-- WHAT THE TASK ASKS --
In the listing below, count the lines containing the string "sudo". Reply with that number only.

-- AVAILABLE DATA --
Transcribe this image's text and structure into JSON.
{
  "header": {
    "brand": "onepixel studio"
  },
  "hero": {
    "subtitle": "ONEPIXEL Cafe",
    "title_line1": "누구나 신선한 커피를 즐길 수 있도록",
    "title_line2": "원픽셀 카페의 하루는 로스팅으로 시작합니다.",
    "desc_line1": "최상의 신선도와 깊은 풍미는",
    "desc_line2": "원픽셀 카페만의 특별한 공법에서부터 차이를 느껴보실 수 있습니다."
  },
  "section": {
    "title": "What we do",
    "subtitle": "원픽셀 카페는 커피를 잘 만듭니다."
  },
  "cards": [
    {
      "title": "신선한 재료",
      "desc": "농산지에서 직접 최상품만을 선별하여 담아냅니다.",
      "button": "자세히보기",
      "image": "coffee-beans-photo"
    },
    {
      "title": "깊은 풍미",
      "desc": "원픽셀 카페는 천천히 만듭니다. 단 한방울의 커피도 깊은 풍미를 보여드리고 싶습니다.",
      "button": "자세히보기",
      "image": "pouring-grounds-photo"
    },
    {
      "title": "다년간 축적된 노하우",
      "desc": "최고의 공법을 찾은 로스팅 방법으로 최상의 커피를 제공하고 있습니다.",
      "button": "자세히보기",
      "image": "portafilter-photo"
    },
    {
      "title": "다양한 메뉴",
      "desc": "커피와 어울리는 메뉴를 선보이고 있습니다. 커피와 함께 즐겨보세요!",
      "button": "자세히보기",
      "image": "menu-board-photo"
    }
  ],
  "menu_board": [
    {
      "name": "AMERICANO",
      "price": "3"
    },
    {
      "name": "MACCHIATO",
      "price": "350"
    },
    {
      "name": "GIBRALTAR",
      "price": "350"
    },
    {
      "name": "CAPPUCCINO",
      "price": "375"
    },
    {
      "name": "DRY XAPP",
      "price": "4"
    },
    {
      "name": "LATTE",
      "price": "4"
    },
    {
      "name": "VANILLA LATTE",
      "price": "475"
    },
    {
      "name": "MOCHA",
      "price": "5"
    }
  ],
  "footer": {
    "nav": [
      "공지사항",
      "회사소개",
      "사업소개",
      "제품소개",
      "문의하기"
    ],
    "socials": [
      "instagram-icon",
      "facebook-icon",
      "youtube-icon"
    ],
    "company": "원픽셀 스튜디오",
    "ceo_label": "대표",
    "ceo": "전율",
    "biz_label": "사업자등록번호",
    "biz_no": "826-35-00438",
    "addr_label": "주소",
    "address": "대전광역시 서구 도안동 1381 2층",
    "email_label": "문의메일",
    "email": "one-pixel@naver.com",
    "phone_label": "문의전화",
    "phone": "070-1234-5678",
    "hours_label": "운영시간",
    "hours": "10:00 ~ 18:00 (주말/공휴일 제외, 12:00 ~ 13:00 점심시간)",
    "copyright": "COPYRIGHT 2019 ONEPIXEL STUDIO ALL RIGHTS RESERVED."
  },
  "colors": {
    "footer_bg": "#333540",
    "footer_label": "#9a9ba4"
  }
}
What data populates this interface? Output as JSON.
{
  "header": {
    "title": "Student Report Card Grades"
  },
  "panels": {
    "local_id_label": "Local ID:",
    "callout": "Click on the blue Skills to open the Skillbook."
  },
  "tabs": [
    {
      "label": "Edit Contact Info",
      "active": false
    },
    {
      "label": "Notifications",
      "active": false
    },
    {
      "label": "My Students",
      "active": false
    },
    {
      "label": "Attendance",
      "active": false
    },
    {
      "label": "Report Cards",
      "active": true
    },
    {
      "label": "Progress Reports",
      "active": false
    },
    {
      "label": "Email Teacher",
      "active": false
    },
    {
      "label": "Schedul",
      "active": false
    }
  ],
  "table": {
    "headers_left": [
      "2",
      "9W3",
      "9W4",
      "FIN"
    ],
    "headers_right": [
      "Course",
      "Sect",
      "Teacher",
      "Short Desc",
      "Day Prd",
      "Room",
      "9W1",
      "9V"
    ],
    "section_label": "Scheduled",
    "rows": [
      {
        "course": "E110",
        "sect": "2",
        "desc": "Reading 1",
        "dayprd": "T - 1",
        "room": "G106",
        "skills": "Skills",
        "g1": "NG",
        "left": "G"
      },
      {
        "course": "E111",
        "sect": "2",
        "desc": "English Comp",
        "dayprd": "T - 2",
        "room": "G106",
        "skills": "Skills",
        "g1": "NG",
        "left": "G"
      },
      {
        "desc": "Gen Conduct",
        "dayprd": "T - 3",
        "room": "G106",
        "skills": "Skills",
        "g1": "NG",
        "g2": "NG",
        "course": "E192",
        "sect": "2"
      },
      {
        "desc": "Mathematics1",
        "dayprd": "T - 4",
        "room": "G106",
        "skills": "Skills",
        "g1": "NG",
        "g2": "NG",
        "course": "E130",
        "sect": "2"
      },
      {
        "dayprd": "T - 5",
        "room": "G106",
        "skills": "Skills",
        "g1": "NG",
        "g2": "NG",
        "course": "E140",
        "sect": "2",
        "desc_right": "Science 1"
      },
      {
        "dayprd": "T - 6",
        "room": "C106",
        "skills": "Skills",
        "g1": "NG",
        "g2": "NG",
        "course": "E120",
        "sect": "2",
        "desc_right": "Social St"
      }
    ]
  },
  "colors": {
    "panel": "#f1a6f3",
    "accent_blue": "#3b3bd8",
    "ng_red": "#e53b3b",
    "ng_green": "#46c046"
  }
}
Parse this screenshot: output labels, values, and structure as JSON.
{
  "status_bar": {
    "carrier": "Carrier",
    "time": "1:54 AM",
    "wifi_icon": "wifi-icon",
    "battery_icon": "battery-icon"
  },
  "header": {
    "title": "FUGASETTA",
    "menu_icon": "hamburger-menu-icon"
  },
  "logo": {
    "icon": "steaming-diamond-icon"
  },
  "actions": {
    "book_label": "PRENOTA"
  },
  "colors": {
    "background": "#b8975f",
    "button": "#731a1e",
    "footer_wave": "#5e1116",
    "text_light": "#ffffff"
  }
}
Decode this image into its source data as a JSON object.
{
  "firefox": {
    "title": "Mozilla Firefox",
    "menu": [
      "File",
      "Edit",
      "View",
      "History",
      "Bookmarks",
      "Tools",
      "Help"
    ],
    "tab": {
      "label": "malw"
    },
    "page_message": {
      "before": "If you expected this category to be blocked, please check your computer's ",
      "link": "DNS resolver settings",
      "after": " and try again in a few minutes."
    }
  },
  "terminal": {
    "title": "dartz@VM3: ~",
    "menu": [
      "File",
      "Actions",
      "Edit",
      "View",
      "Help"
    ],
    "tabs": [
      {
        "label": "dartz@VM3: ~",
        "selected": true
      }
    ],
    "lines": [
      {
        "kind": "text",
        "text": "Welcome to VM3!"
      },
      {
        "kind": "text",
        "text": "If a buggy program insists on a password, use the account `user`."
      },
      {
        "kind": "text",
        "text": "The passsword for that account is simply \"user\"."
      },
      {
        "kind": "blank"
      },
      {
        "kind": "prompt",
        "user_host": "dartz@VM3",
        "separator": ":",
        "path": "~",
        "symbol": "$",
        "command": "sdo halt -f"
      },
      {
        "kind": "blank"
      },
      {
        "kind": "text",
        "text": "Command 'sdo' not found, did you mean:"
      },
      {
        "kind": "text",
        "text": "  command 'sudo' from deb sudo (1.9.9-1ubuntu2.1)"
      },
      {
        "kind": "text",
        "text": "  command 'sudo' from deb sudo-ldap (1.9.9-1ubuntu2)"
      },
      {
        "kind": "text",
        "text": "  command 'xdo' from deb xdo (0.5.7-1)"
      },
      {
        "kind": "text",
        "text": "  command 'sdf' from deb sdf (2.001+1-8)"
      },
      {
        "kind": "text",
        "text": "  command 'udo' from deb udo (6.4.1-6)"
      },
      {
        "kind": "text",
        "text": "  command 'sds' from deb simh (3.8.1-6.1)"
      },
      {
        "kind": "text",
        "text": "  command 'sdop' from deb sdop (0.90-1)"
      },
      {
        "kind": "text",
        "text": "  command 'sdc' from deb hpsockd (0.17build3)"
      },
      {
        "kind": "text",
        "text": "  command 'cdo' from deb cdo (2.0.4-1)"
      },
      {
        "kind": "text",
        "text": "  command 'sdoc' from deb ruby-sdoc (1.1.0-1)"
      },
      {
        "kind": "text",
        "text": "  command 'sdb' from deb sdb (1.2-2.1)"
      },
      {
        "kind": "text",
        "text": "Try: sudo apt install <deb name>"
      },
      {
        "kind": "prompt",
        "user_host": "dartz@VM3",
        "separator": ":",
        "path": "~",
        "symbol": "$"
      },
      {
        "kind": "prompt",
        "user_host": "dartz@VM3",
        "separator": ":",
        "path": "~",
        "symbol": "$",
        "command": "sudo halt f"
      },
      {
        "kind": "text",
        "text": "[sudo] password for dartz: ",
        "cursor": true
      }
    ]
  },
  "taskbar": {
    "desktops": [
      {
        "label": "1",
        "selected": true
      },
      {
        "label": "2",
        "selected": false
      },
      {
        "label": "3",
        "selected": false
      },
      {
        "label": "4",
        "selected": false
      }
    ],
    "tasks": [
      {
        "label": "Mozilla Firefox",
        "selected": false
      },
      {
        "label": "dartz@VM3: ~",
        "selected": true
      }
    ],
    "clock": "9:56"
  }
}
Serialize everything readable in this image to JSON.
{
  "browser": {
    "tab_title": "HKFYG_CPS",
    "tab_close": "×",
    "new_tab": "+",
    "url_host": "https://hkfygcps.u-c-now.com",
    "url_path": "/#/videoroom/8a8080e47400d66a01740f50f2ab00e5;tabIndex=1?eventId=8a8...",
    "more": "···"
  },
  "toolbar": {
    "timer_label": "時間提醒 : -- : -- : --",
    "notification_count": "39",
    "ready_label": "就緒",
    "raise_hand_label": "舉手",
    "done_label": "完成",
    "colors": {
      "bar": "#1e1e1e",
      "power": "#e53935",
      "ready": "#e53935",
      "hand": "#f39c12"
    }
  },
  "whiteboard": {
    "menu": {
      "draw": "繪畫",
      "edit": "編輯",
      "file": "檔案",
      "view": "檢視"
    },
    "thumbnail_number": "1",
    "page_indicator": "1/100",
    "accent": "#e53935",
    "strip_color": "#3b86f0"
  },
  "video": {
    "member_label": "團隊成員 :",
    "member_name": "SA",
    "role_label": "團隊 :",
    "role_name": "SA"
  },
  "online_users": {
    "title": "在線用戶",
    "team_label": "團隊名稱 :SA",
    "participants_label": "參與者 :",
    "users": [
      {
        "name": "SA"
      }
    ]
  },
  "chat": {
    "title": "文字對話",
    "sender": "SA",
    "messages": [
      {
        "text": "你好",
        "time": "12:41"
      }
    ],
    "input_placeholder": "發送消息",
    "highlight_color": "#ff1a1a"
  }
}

-- RESPONSE TO THIS TASK --
5